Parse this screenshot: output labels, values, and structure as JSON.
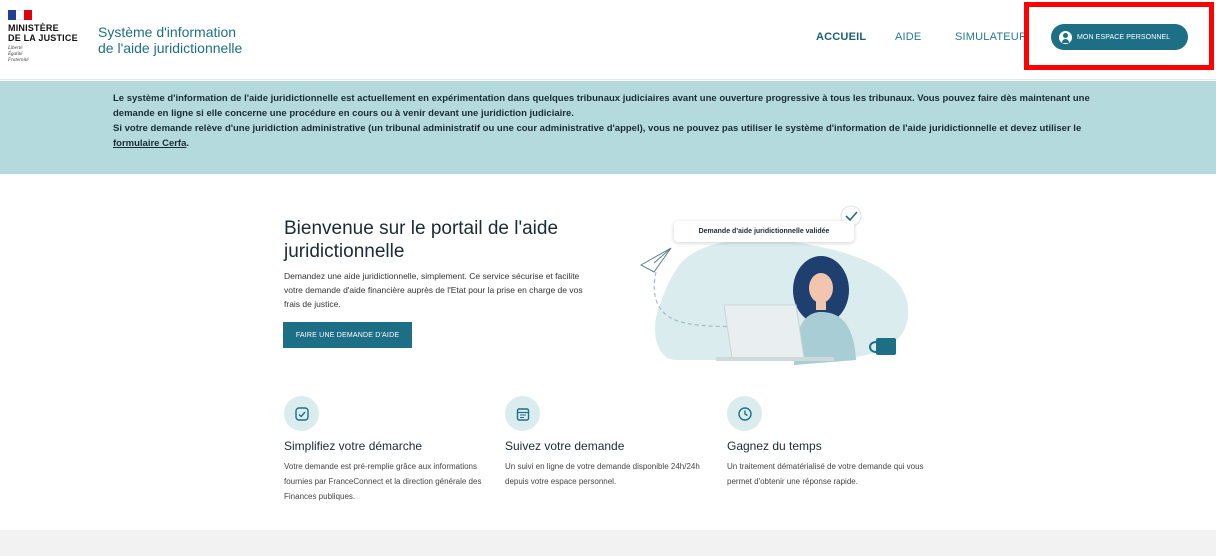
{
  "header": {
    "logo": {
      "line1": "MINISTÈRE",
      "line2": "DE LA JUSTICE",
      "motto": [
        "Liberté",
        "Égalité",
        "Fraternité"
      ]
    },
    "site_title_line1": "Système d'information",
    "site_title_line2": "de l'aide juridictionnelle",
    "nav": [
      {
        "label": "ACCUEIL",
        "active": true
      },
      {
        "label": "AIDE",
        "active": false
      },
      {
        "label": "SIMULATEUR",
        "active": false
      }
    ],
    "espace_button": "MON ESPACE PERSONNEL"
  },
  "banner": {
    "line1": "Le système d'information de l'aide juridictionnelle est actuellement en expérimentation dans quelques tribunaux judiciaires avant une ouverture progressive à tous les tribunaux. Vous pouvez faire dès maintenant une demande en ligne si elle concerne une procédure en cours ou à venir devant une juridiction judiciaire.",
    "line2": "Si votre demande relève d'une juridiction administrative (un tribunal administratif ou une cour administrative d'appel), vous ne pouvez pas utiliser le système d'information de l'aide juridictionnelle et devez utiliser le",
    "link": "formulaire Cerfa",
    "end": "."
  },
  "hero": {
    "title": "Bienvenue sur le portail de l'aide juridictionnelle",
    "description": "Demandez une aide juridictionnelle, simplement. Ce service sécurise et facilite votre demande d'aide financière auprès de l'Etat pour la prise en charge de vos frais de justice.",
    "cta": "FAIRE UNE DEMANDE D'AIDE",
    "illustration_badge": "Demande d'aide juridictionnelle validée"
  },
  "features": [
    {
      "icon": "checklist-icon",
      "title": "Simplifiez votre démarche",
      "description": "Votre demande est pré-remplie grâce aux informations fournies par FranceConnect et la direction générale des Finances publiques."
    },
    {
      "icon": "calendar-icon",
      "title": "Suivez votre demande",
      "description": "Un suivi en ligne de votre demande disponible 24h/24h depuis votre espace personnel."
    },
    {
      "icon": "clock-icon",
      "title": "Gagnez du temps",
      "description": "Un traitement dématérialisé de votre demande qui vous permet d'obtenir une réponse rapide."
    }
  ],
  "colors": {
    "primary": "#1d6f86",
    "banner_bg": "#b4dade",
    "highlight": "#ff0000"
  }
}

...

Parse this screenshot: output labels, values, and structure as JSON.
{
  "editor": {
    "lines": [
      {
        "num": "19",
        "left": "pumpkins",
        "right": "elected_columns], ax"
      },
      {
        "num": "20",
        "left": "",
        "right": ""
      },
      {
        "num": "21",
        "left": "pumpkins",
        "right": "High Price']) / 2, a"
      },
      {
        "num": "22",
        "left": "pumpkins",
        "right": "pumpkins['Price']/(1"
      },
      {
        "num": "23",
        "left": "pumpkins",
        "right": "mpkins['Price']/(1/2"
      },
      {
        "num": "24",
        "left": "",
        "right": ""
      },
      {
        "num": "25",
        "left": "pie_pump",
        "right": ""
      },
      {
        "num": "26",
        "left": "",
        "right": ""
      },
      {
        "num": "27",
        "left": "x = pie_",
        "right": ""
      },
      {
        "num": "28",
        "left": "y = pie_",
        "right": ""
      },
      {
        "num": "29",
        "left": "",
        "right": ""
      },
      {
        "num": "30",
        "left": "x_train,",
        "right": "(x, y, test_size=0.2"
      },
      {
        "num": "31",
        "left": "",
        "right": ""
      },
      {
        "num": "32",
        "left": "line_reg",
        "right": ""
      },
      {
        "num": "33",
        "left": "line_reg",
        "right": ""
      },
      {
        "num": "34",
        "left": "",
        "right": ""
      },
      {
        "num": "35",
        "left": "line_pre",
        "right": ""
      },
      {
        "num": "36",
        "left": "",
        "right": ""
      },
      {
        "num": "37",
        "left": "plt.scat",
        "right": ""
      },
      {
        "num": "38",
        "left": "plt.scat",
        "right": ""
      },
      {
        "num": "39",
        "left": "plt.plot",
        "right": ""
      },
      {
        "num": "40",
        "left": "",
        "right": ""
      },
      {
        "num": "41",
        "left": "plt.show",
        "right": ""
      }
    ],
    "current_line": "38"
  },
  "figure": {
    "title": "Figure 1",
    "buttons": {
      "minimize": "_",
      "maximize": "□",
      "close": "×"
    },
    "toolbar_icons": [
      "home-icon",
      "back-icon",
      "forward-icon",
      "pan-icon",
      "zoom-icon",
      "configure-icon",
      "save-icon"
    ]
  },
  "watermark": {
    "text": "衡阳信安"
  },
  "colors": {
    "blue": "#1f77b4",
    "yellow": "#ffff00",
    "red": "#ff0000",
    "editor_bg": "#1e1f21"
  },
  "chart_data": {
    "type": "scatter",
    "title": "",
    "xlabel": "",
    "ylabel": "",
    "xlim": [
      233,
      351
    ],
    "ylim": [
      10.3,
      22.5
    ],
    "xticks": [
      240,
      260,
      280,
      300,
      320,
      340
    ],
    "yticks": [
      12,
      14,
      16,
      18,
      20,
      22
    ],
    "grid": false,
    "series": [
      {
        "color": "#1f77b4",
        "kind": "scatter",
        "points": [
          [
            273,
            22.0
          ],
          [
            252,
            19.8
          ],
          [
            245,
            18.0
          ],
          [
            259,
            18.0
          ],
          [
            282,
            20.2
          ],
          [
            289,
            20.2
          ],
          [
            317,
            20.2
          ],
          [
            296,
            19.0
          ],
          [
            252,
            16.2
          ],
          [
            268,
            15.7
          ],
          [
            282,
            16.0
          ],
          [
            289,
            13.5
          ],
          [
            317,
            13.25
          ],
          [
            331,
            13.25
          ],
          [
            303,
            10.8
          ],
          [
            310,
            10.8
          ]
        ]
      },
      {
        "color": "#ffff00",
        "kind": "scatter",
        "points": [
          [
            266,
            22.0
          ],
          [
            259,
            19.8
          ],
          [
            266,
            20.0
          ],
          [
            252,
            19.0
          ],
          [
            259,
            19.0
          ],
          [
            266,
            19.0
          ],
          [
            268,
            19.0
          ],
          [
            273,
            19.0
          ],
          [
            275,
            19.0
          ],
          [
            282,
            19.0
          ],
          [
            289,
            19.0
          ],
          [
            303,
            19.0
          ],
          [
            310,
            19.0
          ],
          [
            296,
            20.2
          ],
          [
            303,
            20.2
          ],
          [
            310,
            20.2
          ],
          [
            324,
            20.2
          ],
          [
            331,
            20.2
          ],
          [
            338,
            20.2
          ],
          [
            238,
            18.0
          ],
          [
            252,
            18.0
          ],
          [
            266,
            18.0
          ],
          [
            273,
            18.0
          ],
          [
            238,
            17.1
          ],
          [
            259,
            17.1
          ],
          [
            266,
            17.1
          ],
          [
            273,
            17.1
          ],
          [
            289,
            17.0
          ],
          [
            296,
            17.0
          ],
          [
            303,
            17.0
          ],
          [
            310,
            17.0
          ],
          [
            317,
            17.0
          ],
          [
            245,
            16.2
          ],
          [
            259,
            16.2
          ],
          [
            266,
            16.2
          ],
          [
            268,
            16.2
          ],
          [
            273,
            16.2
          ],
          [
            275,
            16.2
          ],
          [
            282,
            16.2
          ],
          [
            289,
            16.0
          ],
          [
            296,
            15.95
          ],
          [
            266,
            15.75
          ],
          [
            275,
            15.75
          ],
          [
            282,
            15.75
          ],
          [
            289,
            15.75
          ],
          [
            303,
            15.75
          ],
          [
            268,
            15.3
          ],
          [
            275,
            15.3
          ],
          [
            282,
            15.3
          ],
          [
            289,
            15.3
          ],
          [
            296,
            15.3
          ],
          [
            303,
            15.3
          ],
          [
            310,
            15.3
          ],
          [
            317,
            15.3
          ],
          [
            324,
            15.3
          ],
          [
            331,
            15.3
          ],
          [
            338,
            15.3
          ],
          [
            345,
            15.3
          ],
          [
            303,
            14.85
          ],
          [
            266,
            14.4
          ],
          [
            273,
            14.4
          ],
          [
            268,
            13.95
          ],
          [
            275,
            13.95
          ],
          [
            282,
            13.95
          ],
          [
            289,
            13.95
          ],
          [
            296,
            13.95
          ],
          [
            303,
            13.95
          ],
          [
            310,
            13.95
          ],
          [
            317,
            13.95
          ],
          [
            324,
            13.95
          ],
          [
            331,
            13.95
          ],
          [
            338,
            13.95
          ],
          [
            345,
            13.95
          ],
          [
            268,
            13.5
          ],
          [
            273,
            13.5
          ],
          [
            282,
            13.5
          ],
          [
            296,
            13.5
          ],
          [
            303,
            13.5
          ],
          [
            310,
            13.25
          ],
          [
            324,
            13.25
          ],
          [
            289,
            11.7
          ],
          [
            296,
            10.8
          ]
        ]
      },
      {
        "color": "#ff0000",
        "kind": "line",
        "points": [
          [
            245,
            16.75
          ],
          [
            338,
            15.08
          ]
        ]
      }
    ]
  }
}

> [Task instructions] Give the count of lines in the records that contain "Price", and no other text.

> [Reply] 3